Generally- if I remember this right from class- you can plant many different types of grasses (yes, there are types!). Call your local nursery, ask if they have any ornamental grasses which prefer a wet environment. Call around if you have to, and get the latin names of the plants, then put together brief descriptions.
not sure if a filter bed is the same as a septic bed but hubby has been planting his veggie garden on ours for last 2 yrs and its done well. Good luck on finding something to plant
Remember whatever you do,that septic tanks have to be cleaned out once in a while. The only way to do that is to uncover the septic tank and open it up. So be careful not to plant anything that is precious to you. Or anything that cannot be torn out or transplanted when the need arises.

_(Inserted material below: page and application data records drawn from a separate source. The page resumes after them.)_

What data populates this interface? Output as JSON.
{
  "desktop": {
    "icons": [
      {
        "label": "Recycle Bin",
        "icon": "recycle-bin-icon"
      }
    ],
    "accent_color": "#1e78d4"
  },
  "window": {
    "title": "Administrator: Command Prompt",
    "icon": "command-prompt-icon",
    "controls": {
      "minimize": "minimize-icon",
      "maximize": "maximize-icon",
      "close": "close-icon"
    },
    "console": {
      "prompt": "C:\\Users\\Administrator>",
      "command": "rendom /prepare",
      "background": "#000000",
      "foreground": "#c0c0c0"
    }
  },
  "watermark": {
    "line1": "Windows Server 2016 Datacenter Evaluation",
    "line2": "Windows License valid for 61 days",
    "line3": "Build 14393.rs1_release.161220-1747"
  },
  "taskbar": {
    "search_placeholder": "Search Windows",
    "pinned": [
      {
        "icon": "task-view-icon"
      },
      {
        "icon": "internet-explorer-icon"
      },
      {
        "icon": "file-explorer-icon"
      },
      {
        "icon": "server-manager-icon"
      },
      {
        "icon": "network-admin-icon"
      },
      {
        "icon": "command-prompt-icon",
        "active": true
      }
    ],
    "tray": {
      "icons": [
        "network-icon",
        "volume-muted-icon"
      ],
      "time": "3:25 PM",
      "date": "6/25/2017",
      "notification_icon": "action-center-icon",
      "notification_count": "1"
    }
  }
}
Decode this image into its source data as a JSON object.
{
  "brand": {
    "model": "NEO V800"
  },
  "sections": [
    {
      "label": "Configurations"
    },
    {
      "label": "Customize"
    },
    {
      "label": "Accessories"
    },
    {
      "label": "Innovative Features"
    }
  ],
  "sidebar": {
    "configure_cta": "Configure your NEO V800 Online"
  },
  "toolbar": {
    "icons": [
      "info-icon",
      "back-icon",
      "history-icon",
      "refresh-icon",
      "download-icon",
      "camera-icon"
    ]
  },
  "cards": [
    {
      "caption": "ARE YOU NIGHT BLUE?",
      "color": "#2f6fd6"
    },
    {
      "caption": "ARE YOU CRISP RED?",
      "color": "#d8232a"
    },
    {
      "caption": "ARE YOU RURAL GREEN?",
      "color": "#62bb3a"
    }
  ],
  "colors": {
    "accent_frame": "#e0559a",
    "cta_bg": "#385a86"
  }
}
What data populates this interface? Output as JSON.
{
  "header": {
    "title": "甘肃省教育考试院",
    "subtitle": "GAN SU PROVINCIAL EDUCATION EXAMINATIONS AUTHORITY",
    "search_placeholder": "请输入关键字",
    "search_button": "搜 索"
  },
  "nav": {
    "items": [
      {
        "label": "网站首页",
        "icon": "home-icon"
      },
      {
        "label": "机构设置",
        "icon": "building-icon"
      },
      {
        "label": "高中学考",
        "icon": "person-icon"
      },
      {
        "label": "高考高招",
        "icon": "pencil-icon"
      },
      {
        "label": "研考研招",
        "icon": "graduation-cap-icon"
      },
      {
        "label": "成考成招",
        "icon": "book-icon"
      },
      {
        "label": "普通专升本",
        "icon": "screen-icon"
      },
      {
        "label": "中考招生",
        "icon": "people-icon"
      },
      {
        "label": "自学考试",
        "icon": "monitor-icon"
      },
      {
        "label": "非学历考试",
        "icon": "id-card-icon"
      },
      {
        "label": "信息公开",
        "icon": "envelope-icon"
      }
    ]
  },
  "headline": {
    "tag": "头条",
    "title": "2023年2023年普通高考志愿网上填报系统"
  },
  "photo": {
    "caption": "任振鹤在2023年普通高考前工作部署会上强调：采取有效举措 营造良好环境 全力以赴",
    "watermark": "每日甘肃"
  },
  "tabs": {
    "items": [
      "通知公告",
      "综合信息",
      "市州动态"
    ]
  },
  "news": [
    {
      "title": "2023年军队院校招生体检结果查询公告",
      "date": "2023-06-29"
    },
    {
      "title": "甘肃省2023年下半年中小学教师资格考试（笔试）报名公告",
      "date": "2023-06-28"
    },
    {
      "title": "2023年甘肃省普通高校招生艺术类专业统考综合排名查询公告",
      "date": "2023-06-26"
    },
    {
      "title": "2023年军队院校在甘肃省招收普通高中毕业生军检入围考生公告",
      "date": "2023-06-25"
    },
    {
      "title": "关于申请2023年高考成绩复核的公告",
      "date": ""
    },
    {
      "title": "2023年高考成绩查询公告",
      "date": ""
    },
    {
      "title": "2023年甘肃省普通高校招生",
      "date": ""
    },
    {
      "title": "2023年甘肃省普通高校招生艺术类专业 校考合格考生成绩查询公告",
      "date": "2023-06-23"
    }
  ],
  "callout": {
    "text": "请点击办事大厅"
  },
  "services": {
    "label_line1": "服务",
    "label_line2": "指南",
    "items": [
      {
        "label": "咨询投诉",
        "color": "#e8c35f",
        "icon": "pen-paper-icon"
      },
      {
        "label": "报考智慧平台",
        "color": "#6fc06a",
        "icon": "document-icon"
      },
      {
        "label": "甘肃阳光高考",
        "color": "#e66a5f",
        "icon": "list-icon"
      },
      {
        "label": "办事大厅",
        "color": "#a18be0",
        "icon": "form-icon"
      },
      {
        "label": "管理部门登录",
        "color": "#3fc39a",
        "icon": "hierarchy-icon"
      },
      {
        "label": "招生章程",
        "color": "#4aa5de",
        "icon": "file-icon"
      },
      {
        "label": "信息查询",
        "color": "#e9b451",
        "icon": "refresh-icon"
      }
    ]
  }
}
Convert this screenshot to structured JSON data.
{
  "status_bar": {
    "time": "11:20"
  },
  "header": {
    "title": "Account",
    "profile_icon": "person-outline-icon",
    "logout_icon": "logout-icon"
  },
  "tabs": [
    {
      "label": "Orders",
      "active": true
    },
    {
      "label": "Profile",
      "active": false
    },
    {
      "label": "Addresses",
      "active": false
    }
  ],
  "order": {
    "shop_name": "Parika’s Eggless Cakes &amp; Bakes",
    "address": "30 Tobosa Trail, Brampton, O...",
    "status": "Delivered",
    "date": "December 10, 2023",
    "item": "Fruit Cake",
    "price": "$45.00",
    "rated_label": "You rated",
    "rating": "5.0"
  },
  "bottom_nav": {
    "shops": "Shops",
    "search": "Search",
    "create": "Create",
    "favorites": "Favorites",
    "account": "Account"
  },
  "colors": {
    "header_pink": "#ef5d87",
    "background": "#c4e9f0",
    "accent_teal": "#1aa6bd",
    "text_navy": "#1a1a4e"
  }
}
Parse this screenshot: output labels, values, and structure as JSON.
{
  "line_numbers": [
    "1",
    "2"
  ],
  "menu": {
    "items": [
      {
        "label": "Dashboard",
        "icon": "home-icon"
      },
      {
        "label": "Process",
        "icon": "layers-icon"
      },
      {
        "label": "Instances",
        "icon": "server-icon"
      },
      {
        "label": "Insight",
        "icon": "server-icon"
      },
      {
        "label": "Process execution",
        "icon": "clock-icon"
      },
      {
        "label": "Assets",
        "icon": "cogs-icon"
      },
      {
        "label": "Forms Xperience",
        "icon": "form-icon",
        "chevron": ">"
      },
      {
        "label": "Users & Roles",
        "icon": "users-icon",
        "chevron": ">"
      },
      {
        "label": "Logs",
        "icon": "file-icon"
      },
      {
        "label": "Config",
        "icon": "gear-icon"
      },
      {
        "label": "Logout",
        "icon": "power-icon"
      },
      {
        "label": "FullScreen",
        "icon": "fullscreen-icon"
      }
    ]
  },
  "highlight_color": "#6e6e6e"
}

Unless there is a problem, tanks don't need to be cleaned out often. But proper maintenance requires a clean out,
Hope this helps. I use a combination of items on mine. A rusted folding chair, rusty lantern, piece of rope and old cowboy boots for decoration. We live in Arizona so a western theme works for us.
We have tulips over our unused septic tank. We also have day lilies and easter lilies. Hope that helps.
The previous owners of our home planted three English laurel bushes on top of the septic field. They have grown quite big and I'm concerned that the root system will damage the septic system. I started scraping the surface ground away and the roots appear to run close to the surface of the ground. Do you know how deep the roots grow?